Working data –

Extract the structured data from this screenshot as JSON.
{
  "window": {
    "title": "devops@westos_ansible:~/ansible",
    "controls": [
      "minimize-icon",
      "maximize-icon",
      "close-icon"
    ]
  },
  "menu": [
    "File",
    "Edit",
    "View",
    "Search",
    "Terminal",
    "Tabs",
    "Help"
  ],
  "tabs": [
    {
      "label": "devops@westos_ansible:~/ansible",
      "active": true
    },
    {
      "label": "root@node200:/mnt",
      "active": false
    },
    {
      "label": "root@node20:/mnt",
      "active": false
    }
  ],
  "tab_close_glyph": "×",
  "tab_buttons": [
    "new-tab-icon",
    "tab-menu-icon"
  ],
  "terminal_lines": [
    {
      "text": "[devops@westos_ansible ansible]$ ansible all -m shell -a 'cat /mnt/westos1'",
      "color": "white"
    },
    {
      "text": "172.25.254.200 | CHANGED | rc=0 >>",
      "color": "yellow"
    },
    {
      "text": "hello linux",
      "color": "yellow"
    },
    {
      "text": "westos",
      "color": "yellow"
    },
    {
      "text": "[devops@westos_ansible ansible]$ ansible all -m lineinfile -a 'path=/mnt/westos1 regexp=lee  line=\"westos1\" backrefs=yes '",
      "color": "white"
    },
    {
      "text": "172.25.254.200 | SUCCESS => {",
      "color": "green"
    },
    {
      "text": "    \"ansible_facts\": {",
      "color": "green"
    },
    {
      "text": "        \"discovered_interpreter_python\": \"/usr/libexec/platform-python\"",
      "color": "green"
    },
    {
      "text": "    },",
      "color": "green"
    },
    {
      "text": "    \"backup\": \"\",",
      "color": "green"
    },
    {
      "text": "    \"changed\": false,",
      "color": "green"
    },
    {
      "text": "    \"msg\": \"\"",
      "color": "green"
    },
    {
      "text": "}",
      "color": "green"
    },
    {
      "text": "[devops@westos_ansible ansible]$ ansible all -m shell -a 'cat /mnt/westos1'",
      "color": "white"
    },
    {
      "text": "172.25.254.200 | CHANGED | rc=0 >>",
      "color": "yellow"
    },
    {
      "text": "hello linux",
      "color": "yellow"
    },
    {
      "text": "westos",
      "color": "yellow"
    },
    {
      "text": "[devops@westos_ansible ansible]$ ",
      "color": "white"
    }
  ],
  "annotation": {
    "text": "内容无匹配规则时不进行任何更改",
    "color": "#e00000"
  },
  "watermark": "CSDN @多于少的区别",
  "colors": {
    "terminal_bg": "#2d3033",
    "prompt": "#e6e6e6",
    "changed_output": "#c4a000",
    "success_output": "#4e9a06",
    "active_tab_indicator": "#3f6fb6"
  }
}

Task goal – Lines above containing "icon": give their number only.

Written response – 5